PROBLEM DESCRIPTION: When the word "glyph" shows up in a line of the data below, copy that whole line.

DATA TO EXAMINE:
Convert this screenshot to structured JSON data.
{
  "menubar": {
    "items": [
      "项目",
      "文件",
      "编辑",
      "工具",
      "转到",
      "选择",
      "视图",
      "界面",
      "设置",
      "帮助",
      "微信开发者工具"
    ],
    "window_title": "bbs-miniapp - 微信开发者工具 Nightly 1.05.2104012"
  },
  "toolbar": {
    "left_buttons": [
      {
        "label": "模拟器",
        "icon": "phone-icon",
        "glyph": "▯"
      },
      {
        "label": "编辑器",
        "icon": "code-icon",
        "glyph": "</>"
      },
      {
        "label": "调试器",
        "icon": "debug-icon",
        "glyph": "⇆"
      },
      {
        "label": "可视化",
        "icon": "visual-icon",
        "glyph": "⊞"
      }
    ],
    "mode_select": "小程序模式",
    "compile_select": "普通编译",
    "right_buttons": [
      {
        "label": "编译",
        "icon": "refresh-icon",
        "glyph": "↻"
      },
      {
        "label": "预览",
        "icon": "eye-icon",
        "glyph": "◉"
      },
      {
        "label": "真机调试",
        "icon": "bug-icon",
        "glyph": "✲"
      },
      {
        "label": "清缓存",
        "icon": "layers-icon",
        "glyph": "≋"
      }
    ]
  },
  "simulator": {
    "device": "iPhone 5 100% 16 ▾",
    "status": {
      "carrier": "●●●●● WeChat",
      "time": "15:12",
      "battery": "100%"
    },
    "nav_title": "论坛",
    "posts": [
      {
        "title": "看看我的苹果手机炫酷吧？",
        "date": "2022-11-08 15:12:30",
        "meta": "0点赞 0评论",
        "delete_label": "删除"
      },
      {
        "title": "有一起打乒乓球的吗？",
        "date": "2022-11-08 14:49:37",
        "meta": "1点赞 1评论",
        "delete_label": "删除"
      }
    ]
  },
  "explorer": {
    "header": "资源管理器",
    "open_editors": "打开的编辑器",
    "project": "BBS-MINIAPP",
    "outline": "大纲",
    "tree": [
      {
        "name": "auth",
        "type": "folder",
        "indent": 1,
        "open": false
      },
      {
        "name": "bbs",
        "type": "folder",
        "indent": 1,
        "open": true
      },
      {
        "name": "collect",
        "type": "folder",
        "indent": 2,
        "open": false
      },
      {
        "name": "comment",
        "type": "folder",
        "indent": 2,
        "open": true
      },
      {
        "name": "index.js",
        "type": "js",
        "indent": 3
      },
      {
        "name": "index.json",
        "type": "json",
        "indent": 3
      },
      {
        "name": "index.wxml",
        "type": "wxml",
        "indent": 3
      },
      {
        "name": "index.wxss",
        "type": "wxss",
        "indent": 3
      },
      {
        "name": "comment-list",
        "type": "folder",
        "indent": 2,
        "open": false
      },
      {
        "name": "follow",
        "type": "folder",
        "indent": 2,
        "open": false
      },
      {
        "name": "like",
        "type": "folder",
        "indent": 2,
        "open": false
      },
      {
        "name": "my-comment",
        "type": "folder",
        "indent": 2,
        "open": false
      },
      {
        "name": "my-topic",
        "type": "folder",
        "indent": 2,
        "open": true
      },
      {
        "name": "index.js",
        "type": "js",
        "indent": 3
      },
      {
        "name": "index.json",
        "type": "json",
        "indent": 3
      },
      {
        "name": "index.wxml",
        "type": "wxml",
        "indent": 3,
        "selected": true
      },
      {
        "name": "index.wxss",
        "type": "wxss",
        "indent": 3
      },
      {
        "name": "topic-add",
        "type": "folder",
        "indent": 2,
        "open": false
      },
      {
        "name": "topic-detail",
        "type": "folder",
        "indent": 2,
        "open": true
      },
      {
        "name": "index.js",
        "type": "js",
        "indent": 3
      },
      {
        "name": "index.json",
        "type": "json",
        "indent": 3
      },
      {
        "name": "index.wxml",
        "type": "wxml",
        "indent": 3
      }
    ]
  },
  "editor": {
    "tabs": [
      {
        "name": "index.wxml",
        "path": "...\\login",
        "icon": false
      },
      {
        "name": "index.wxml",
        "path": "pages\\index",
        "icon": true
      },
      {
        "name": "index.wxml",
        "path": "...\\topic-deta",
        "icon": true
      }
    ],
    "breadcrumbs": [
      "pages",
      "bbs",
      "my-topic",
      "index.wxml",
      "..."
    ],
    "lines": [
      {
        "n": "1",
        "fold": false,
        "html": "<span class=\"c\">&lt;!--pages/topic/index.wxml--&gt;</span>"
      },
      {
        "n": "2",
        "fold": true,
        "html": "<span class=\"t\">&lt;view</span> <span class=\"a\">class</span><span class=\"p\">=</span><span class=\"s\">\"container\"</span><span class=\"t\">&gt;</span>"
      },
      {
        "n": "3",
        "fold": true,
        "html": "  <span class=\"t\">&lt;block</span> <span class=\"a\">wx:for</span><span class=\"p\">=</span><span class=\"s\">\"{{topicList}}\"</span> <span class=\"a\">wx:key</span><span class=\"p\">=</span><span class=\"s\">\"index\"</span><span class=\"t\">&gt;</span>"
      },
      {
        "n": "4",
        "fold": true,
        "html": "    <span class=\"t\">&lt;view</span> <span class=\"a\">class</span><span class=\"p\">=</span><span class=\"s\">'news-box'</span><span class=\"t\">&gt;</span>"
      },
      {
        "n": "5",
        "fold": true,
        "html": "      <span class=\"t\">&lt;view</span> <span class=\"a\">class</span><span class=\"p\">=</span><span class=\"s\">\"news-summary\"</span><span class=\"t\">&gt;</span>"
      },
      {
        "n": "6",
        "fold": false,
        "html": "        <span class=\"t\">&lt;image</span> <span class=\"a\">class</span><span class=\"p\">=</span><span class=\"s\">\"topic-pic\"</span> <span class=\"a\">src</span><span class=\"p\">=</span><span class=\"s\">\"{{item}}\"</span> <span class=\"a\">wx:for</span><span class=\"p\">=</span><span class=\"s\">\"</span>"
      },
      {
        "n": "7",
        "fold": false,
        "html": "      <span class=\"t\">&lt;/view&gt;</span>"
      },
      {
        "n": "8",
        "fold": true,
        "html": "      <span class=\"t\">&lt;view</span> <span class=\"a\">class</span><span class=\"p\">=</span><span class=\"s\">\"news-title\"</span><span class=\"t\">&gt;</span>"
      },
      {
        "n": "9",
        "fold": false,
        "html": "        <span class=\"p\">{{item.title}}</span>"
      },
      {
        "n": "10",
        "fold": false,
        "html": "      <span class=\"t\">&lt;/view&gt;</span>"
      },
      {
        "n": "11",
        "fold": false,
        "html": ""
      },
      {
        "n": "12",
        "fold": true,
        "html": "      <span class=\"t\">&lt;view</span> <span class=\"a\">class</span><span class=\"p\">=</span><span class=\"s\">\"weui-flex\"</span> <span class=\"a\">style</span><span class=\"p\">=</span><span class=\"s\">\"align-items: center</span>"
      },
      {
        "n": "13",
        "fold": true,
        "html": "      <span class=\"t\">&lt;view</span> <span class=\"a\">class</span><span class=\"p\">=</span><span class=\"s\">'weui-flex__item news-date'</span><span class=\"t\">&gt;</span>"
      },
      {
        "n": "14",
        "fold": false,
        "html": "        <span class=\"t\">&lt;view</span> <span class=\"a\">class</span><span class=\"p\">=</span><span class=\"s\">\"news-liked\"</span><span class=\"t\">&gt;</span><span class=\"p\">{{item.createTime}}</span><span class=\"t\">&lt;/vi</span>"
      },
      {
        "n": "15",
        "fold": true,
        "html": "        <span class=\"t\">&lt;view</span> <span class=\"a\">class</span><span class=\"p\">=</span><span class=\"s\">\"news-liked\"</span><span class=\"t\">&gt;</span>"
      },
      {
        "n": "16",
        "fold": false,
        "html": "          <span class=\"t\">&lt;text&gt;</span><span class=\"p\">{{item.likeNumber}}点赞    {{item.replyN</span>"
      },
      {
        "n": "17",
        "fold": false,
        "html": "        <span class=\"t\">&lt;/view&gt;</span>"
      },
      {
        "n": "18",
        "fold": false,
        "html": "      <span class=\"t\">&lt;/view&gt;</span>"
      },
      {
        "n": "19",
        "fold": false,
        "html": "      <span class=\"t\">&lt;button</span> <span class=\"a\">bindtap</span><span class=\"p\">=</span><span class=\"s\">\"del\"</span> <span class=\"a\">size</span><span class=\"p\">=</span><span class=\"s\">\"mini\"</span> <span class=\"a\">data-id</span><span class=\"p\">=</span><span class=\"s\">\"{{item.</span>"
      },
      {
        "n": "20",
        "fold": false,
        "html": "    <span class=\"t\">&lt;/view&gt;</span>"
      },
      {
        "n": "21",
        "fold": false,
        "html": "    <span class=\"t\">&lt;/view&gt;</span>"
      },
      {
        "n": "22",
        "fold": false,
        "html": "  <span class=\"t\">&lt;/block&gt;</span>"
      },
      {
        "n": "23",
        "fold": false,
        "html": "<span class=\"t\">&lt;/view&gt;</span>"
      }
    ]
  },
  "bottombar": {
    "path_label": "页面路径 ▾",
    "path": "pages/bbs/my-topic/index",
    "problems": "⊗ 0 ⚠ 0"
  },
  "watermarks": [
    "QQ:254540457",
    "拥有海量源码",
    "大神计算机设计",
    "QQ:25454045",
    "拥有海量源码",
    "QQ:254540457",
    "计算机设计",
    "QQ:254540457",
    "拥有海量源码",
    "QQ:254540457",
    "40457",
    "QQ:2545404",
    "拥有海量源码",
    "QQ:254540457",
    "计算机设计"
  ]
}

ANSWER FOR THE TASK:
        "glyph": "▯"
        "glyph": "</>"
        "glyph": "⇆"
        "glyph": "⊞"
        "glyph": "↻"
        "glyph": "◉"
        "glyph": "✲"
        "glyph": "≋"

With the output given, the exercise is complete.